“County council will consider the request for support of the recommendation at county council next week,” she says.
Gypsy moths were brought to North America from Europe in 1869 and once they escaped into the wild, they made their way into Ontario a century later. Once they hatch in mid-May, the caterpillars feed on a variety of hardwoods like oak, maple, basswood and poplar, and conifers like white pine, hemlock and blue spruce. They are known to have 300 known host plant species they munch on with 150 of them being preferred. Each caterpillar can eat one square metre of foliage before they pupate. Once that happens in mid-summer, the moths mate and lay eggs for the next year. The gypsy moth outbreaks usually last three to five years and occur every seven to 10 years.
MacKillican said that she had a number of people call her about the gypsy moth issue, and in fact had two calls that very day.
“We have a lot of constituents worried about this. We’re famous for our lakes and trees and it has the potential if this continues to kill the trees,” she says.
Gary Pattison, who owns the Old Hastings Mercantile and Gallery in Ormsby with his wife Lillian, says they’ve had some issues with the gypsy moths in trees around their store, but they’ve had little to no effect on business.
“We have had a few trees stripped of their leaves as unlike our home in Coe Hill, we hadn’t taken any measures to prevent that.
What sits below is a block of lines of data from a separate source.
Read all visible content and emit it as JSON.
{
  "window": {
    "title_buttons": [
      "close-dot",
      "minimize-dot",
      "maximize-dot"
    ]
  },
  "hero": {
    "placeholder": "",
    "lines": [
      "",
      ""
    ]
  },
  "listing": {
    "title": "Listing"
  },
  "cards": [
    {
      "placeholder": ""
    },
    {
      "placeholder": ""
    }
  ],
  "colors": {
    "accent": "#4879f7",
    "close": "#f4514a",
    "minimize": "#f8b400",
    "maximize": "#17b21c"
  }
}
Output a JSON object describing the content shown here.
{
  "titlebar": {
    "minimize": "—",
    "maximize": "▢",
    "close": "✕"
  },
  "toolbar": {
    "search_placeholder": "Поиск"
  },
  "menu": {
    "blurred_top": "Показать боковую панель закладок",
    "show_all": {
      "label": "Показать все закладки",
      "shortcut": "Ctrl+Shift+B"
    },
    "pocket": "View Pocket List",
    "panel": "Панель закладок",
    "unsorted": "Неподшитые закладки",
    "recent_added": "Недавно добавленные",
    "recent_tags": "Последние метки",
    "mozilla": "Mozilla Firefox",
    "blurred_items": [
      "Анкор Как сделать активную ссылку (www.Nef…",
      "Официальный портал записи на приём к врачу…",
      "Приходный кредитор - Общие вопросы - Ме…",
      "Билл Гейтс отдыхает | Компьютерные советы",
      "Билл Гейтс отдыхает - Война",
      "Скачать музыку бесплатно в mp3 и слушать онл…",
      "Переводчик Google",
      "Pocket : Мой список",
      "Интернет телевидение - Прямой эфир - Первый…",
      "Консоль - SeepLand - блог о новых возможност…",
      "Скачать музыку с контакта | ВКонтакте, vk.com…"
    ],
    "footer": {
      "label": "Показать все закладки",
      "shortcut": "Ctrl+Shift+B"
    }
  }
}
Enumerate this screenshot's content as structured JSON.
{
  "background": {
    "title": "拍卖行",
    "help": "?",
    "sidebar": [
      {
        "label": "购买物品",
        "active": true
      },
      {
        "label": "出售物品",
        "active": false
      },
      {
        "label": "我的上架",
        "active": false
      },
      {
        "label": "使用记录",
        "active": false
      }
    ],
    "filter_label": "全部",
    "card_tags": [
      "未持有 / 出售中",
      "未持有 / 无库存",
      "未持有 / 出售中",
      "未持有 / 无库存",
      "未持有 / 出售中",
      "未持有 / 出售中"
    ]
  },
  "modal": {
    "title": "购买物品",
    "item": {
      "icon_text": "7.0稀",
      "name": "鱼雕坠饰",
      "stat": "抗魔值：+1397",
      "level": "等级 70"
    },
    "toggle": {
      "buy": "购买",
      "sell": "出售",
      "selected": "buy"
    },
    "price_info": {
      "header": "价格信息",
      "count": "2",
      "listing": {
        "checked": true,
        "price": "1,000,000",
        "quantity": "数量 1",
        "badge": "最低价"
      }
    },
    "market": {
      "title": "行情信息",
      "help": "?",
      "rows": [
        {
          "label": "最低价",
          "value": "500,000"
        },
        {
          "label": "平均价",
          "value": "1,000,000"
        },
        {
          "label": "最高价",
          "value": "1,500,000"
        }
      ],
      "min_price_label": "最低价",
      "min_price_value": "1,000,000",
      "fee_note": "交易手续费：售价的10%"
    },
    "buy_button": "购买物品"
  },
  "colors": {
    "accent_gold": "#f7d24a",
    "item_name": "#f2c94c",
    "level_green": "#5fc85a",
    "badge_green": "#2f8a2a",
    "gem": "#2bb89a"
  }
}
Probably because we weren’t open, we never thought much about the few trees that might have been affected. I can say that without any of the preventative measures such as removing the egg sacs, taping and adding the Tanglefoot sticky stuff to the tape, our large oak tree right behind the store has been stripped, while the trees at home are doing much better,” he says.
Pattison said that June 19 was a different story, as the caterpillars may have been trying to get out of the heat.
“Today we are fighting off a parking lot full of [them]. They’re heading for cars and buildings. While that shouldn’t deter customers from arriving, this won’t exactly enhance their experience in downtown Ormsby,” he says.
The committee decided that the plan would be to get something going for next year, as it was too late to do anything effective to stop the gypsy moth infestation this year. MacKillican asked Stefanski what he thought they should do in addition to the township’s letter to the county. He replied that having a delegation request a meeting with the MNRF might be helpful as there is power in unity.
“All the townships in Hastings should get together and get the county to contact the MNRF,” he says.
Weise wondered about getting other counties involved as well, such as Renfrew County, that had also been having problems with the gypsy moths.
Stefanski agreed and said that perhaps they could get all the counties affected together to petition the MNRF.
“It’s difficult. It’s almost like a situation of joint and several liability. You know we’re all trying to push for something and nobody seems to be responding to it and we’re suffering,” he says.
Victoria Tisdale, the clerk and treasurer, said that quite a few municipalities across Ontario had addressed this issue and written letters to the province.
“Maybe if we take theirs and we contact the rest of the municipalities in the county and get a joint letter sent off to somebody in the province, the Ministry of the Environment or whomever needs to address this issue,” she says.
Weise also suggested getting in touch with Daryl Kramp, as he is the MPP for the area, to which everyone agreed.
Ultimately, the committee decided to take this back to council and have a further discussion on it, solidifying any actions they want to take going forward. At that point, they moved on to other business.
Michael Riley, Local Journalism Initiative Reporter, The Bancroft Times